====== Provided data
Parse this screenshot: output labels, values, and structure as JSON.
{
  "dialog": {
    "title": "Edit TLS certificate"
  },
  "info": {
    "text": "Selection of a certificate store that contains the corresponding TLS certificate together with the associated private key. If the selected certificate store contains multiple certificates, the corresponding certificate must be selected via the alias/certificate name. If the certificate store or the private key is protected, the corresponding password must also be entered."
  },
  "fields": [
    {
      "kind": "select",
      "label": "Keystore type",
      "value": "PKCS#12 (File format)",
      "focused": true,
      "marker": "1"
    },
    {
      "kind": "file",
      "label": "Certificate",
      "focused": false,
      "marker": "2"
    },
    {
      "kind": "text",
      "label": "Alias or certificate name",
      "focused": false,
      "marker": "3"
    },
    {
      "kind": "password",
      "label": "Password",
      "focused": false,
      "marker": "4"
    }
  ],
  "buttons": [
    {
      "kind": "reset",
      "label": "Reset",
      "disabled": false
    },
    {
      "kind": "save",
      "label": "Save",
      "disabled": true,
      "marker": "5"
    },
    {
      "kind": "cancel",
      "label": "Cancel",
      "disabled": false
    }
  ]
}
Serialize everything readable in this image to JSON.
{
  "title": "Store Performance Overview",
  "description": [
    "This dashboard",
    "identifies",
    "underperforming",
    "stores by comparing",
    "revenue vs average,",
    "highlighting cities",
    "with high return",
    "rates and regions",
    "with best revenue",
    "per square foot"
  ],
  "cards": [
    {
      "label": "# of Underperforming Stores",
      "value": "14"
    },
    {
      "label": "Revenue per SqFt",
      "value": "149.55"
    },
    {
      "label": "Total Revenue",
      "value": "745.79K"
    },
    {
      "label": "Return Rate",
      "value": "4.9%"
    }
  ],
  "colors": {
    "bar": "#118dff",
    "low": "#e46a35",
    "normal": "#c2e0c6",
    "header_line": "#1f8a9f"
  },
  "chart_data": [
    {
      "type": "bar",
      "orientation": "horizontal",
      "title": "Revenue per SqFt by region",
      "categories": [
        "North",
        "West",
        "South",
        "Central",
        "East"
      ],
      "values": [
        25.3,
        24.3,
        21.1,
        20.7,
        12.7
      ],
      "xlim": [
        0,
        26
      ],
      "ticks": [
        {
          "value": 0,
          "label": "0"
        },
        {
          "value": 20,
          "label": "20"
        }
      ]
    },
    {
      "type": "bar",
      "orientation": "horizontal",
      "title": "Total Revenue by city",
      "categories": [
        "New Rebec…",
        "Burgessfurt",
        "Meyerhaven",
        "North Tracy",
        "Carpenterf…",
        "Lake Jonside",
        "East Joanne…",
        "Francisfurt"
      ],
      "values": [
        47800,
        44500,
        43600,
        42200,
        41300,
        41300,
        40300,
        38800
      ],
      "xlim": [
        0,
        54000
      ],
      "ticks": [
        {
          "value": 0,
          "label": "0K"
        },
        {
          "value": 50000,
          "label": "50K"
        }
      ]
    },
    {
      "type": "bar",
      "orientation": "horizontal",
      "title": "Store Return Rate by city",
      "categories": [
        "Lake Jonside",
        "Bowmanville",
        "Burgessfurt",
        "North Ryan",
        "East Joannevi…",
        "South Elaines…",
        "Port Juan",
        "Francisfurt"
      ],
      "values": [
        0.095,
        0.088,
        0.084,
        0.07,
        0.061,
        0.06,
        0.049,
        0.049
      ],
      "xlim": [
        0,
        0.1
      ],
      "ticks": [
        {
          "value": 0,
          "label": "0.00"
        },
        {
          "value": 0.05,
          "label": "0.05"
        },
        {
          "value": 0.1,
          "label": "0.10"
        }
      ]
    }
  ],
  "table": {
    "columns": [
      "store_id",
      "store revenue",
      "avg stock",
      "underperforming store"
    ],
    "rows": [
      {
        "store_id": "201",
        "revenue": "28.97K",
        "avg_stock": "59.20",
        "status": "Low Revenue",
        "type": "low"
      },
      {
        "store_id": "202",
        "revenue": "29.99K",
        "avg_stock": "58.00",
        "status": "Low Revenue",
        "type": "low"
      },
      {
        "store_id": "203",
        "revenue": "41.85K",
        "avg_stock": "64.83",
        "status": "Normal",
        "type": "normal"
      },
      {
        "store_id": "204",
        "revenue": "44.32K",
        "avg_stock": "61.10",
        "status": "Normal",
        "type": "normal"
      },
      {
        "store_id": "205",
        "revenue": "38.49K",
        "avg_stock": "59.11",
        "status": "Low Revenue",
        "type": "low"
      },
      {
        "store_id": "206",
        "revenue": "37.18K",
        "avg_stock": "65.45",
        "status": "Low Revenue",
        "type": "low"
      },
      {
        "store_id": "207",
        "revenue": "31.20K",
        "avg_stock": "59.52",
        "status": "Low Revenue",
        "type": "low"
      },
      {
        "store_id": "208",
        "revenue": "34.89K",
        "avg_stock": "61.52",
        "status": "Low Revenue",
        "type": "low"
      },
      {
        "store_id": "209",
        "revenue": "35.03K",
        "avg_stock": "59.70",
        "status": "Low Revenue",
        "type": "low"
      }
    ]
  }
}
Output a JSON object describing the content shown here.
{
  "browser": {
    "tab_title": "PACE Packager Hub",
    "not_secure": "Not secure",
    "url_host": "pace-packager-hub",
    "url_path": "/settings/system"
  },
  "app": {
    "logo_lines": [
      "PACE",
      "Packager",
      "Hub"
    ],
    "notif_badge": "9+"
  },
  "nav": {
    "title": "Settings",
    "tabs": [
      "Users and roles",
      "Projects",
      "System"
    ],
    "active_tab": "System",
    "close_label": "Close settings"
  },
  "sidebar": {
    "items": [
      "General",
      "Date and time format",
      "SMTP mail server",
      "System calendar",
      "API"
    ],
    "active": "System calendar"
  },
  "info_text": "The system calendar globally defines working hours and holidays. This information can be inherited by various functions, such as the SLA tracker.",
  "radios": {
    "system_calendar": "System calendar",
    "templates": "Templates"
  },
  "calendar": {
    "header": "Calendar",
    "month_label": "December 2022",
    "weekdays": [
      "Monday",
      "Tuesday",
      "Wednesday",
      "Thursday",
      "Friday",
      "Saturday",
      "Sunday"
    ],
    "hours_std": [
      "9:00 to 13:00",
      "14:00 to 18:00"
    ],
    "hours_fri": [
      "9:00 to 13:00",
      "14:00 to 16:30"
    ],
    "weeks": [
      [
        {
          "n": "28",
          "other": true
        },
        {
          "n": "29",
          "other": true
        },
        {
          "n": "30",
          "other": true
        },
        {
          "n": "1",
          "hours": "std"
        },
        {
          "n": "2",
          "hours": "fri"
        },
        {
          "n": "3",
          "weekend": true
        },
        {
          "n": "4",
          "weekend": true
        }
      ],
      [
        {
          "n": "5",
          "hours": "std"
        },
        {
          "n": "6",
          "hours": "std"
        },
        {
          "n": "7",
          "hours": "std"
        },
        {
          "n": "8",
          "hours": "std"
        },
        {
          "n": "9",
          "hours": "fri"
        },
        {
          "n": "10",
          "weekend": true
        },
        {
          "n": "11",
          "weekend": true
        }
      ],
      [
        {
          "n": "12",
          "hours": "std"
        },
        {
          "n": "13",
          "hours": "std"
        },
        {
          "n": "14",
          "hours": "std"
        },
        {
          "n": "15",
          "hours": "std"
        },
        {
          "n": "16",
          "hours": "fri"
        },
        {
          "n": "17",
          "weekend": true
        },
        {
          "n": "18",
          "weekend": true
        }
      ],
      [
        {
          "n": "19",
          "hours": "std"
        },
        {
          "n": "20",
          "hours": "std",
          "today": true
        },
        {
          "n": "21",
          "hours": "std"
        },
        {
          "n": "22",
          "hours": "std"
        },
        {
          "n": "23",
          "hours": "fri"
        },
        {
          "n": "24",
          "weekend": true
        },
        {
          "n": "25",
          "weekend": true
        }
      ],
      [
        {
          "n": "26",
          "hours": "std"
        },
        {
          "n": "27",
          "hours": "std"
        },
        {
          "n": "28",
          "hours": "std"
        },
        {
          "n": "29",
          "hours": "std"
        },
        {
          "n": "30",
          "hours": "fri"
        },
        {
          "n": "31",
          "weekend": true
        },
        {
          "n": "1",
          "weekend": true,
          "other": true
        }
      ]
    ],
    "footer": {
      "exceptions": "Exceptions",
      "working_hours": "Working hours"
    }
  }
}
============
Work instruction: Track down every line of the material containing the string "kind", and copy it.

Output below:
      "kind": "select",
      "kind": "file",
      "kind": "text",
      "kind": "password",
      "kind": "reset",
      "kind": "save",
      "kind": "cancel",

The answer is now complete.